**WHAT THIS TASK INVOLVES:**
Return all of the entries exactly as written.

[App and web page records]
--------

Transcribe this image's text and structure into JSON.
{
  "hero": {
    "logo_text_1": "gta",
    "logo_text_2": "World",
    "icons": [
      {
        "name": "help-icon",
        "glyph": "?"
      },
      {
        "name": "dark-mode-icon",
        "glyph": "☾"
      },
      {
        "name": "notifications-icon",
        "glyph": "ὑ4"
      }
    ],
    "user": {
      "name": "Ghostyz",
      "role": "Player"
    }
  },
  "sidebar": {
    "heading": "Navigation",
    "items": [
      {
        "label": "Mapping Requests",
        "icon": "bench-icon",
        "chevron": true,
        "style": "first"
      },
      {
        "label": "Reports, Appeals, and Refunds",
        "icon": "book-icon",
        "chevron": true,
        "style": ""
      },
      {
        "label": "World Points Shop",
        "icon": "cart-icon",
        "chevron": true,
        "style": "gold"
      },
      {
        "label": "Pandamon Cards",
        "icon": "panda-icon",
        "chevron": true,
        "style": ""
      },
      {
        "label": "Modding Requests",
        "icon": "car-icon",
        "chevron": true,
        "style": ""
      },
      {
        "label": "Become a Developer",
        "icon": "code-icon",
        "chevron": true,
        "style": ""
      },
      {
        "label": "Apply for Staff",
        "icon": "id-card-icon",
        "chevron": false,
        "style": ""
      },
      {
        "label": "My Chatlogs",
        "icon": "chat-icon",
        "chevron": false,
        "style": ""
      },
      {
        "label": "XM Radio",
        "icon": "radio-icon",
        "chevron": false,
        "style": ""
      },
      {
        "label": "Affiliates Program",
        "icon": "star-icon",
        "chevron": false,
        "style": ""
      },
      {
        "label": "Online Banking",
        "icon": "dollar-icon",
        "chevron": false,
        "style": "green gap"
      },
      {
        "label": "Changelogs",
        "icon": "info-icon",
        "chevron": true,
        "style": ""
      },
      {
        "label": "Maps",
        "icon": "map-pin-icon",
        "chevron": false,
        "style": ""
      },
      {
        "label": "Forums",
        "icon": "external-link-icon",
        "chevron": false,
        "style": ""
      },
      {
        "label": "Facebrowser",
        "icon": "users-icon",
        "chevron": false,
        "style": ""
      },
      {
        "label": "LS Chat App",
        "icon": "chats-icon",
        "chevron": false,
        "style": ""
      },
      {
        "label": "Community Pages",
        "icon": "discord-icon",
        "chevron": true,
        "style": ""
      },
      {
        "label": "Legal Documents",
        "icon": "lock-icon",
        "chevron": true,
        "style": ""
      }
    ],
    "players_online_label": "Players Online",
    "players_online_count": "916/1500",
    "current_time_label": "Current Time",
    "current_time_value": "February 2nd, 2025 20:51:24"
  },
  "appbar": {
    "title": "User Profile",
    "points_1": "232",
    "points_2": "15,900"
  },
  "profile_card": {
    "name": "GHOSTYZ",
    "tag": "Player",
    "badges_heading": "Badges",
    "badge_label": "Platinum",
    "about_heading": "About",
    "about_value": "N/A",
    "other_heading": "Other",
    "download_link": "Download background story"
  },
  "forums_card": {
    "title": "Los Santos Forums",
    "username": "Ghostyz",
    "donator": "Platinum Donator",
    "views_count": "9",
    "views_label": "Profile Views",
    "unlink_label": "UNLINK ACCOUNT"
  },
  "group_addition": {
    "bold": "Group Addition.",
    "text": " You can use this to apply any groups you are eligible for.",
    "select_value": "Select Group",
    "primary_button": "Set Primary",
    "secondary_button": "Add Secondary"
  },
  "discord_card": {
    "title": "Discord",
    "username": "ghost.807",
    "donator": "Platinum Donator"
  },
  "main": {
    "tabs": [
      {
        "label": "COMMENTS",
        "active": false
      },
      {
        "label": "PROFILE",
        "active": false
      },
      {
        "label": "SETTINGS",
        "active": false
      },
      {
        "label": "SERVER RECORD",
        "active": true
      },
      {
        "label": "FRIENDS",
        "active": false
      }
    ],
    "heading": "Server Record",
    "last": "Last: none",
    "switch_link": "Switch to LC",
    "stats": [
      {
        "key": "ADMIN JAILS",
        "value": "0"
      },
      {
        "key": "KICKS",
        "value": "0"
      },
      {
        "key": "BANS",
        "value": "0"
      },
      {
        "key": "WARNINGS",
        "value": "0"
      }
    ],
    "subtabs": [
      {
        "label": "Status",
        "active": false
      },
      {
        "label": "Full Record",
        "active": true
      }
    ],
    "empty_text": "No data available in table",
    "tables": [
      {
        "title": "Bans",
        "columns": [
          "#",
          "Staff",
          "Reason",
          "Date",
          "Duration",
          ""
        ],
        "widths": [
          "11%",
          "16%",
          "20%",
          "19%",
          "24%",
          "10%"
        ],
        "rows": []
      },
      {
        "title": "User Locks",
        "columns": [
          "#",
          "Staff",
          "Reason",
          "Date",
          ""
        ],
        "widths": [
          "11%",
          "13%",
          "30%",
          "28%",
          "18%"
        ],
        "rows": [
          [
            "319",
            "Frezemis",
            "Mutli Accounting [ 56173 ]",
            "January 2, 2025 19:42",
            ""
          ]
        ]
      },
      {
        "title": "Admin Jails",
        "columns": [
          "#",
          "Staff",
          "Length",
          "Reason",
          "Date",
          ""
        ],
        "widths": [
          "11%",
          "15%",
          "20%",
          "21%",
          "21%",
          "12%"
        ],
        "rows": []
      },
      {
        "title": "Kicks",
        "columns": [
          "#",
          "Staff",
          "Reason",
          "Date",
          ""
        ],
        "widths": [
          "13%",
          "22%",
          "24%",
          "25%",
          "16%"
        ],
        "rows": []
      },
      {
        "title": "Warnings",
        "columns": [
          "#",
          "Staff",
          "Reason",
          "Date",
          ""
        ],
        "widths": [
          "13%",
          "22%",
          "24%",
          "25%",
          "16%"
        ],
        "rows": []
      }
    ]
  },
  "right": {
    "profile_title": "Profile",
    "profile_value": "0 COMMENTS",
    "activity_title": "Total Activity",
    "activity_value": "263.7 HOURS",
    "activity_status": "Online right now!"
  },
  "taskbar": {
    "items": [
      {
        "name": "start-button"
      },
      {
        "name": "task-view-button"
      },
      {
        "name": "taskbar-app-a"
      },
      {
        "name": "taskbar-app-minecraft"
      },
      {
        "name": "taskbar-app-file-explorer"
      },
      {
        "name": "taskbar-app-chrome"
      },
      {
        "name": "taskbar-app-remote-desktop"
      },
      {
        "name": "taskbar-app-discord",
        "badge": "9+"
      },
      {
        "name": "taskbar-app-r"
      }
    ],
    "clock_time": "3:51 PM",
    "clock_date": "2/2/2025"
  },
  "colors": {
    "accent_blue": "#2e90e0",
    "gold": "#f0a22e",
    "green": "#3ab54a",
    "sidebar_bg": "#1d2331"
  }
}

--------

**SOLUTION:**
Transcribe this image's text and structure into JSON.
{
  "hero": {
    "logo_text_1": "gta",
    "logo_text_2": "World",
    "icons": [
      {
        "name": "help-icon",
        "glyph": "?"
      },
      {
        "name": "dark-mode-icon",
        "glyph": "☾"
      },
      {
        "name": "notifications-icon",
        "glyph": "ὑ4"
      }
    ],
    "user": {
      "name": "Ghostyz",
      "role": "Player"
    }
  },
  "sidebar": {
    "heading": "Navigation",
    "items": [
      {
        "label": "Mapping Requests",
        "icon": "bench-icon",
        "chevron": true,
        "style": "first"
      },
      {
        "label": "Reports, Appeals, and Refunds",
        "icon": "book-icon",
        "chevron": true,
        "style": ""
      },
      {
        "label": "World Points Shop",
        "icon": "cart-icon",
        "chevron": true,
        "style": "gold"
      },
      {
        "label": "Pandamon Cards",
        "icon": "panda-icon",
        "chevron": true,
        "style": ""
      },
      {
        "label": "Modding Requests",
        "icon": "car-icon",
        "chevron": true,
        "style": ""
      },
      {
        "label": "Become a Developer",
        "icon": "code-icon",
        "chevron": true,
        "style": ""
      },
      {
        "label": "Apply for Staff",
        "icon": "id-card-icon",
        "chevron": false,
        "style": ""
      },
      {
        "label": "My Chatlogs",
        "icon": "chat-icon",
        "chevron": false,
        "style": ""
      },
      {
        "label": "XM Radio",
        "icon": "radio-icon",
        "chevron": false,
        "style": ""
      },
      {
        "label": "Affiliates Program",
        "icon": "star-icon",
        "chevron": false,
        "style": ""
      },
      {
        "label": "Online Banking",
        "icon": "dollar-icon",
        "chevron": false,
        "style": "green gap"
      },
      {
        "label": "Changelogs",
        "icon": "info-icon",
        "chevron": true,
        "style": ""
      },
      {
        "label": "Maps",
        "icon": "map-pin-icon",
        "chevron": false,
        "style": ""
      },
      {
        "label": "Forums",
        "icon": "external-link-icon",
        "chevron": false,
        "style": ""
      },
      {
        "label": "Facebrowser",
        "icon": "users-icon",
        "chevron": false,
        "style": ""
      },
      {
        "label": "LS Chat App",
        "icon": "chats-icon",
        "chevron": false,
        "style": ""
      },
      {
        "label": "Community Pages",
        "icon": "discord-icon",
        "chevron": true,
        "style": ""
      },
      {
        "label": "Legal Documents",
        "icon": "lock-icon",
        "chevron": true,
        "style": ""
      }
    ],
    "players_online_label": "Players Online",
    "players_online_count": "916/1500",
    "current_time_label": "Current Time",
    "current_time_value": "February 2nd, 2025 20:51:24"
  },
  "appbar": {
    "title": "User Profile",
    "points_1": "232",
    "points_2": "15,900"
  },
  "profile_card": {
    "name": "GHOSTYZ",
    "tag": "Player",
    "badges_heading": "Badges",
    "badge_label": "Platinum",
    "about_heading": "About",
    "about_value": "N/A",
    "other_heading": "Other",
    "download_link": "Download background story"
  },
  "forums_card": {
    "title": "Los Santos Forums",
    "username": "Ghostyz",
    "donator": "Platinum Donator",
    "views_count": "9",
    "views_label": "Profile Views",
    "unlink_label": "UNLINK ACCOUNT"
  },
  "group_addition": {
    "bold": "Group Addition.",
    "text": " You can use this to apply any groups you are eligible for.",
    "select_value": "Select Group",
    "primary_button": "Set Primary",
    "secondary_button": "Add Secondary"
  },
  "discord_card": {
    "title": "Discord",
    "username": "ghost.807",
    "donator": "Platinum Donator"
  },
  "main": {
    "tabs": [
      {
        "label": "COMMENTS",
        "active": false
      },
      {
        "label": "PROFILE",
        "active": false
      },
      {
        "label": "SETTINGS",
        "active": false
      },
      {
        "label": "SERVER RECORD",
        "active": true
      },
      {
        "label": "FRIENDS",
        "active": false
      }
    ],
    "heading": "Server Record",
    "last": "Last: none",
    "switch_link": "Switch to LC",
    "stats": [
      {
        "key": "ADMIN JAILS",
        "value": "0"
      },
      {
        "key": "KICKS",
        "value": "0"
      },
      {
        "key": "BANS",
        "value": "0"
      },
      {
        "key": "WARNINGS",
        "value": "0"
      }
    ],
    "subtabs": [
      {
        "label": "Status",
        "active": false
      },
      {
        "label": "Full Record",
        "active": true
      }
    ],
    "empty_text": "No data available in table",
    "tables": [
      {
        "title": "Bans",
        "columns": [
          "#",
          "Staff",
          "Reason",
          "Date",
          "Duration",
          ""
        ],
        "widths": [
          "11%",
          "16%",
          "20%",
          "19%",
          "24%",
          "10%"
        ],
        "rows": []
      },
      {
        "title": "User Locks",
        "columns": [
          "#",
          "Staff",
          "Reason",
          "Date",
          ""
        ],
        "widths": [
          "11%",
          "13%",
          "30%",
          "28%",
          "18%"
        ],
        "rows": [
          [
            "319",
            "Frezemis",
            "Mutli Accounting [ 56173 ]",
            "January 2, 2025 19:42",
            ""
          ]
        ]
      },
      {
        "title": "Admin Jails",
        "columns": [
          "#",
          "Staff",
          "Length",
          "Reason",
          "Date",
          ""
        ],
        "widths": [
          "11%",
          "15%",
          "20%",
          "21%",
          "21%",
          "12%"
        ],
        "rows": []
      },
      {
        "title": "Kicks",
        "columns": [
          "#",
          "Staff",
          "Reason",
          "Date",
          ""
        ],
        "widths": [
          "13%",
          "22%",
          "24%",
          "25%",
          "16%"
        ],
        "rows": []
      },
      {
        "title": "Warnings",
        "columns": [
          "#",
          "Staff",
          "Reason",
          "Date",
          ""
        ],
        "widths": [
          "13%",
          "22%",
          "24%",
          "25%",
          "16%"
        ],
        "rows": []
      }
    ]
  },
  "right": {
    "profile_title": "Profile",
    "profile_value": "0 COMMENTS",
    "activity_title": "Total Activity",
    "activity_value": "263.7 HOURS",
    "activity_status": "Online right now!"
  },
  "taskbar": {
    "items": [
      {
        "name": "start-button"
      },
      {
        "name": "task-view-button"
      },
      {
        "name": "taskbar-app-a"
      },
      {
        "name": "taskbar-app-minecraft"
      },
      {
        "name": "taskbar-app-file-explorer"
      },
      {
        "name": "taskbar-app-chrome"
      },
      {
        "name": "taskbar-app-remote-desktop"
      },
      {
        "name": "taskbar-app-discord",
        "badge": "9+"
      },
      {
        "name": "taskbar-app-r"
      }
    ],
    "clock_time": "3:51 PM",
    "clock_date": "2/2/2025"
  },
  "colors": {
    "accent_blue": "#2e90e0",
    "gold": "#f0a22e",
    "green": "#3ab54a",
    "sidebar_bg": "#1d2331"
  }
}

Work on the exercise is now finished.